Originally Posted by RuggedExposure
How would one go about checking the valve timing?
Could this be a problem that would slowly creep up out of no where?
I just finished a top end rebuild on my Dr to replace some leaking valve seals. Before you throw that engine back together it would be a very good idea to lap the valves.
Remove the valve springs (you need a special c-clamp like thing to do this), put some valve grinding compound around the edge of the valve, slide it back in the head, then with the suction cup tool twist back and forth till you hear the grinding sound change. Lift, then repeat until the sound basically stays the same. You can get all this at advance, though when I called to ask they had no idea what I was talking about. I would also recommend replacing the valve seals since you have everything apart.
Since the current suspect is valve leakage I would recommend cleaning everything the best you can. Take a wire wheel to the head, valves, and top of the piston (super dense you won't hurt it). You can also do this for the metal header seal. Just be careful not to scrape the aluminum where a tight seal is needed.....

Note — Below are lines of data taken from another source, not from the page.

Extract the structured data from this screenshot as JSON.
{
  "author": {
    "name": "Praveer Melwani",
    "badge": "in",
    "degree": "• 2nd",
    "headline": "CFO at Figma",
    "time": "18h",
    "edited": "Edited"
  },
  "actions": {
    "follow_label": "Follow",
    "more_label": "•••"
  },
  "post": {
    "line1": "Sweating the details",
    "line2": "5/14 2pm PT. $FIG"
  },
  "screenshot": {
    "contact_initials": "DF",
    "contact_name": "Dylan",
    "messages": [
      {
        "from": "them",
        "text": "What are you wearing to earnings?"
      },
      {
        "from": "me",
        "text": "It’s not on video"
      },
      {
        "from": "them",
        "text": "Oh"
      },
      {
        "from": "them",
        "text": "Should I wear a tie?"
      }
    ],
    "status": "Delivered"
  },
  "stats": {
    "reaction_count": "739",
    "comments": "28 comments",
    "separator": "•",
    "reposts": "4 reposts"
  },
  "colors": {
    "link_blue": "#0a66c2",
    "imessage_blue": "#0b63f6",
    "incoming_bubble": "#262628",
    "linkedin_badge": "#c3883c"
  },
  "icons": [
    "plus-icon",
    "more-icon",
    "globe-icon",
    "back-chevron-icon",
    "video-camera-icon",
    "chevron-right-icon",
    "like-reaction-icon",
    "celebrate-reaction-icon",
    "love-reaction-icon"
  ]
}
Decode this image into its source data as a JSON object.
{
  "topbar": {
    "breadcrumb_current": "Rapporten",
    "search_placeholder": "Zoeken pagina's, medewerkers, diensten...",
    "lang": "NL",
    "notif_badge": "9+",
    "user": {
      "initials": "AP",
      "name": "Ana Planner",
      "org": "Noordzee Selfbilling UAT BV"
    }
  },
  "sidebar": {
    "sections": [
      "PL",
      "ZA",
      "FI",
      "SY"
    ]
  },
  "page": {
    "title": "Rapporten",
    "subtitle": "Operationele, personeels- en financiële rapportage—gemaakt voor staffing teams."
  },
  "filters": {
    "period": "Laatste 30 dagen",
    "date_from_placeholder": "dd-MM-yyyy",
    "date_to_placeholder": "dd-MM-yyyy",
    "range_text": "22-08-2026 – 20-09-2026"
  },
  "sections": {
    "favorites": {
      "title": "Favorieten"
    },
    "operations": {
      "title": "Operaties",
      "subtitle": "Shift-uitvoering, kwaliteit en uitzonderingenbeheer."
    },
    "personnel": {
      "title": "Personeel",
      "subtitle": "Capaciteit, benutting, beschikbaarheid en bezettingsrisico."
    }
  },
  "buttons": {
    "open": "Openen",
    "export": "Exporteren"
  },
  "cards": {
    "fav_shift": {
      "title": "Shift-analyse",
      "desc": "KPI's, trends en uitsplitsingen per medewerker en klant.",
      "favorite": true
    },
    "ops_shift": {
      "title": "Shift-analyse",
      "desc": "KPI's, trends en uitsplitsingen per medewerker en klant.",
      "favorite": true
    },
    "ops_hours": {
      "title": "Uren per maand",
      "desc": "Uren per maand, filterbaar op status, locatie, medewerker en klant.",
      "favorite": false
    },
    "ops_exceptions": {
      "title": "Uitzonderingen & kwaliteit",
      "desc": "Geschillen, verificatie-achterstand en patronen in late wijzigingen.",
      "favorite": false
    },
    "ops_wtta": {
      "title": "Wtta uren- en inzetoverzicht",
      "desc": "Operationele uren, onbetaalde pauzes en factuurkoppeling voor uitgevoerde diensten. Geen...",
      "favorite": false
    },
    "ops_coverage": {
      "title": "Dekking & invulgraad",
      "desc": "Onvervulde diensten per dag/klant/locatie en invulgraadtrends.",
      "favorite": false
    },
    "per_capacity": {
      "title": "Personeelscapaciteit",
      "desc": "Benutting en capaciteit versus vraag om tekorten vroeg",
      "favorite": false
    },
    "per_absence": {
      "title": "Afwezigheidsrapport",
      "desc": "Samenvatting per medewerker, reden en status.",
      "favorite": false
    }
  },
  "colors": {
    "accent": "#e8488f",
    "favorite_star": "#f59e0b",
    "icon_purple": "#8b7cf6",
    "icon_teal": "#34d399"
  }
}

Oh yeah timing. Remove the cover for the top dead center viewer thing. It should be near the front of the left side case cover. Not the cap that looks like it covers the crank. Anyway rotate the engine to TDC or "T" as the indicator will say, Then when you throw the engine back together put the cam on with both "lobes" or whatever you call them, pointing down. Simple. But as someone else said, your cam chain could be over-stretched which caused a link to skip. I don't know how likely this is to happen but check how extended your cam chain tensioner is.
Also check out what happened to my turn signal relay when two badly connected turn signal wires touched.
No but really my turn signals won't work and any tips on the possible culprit would be appreciated.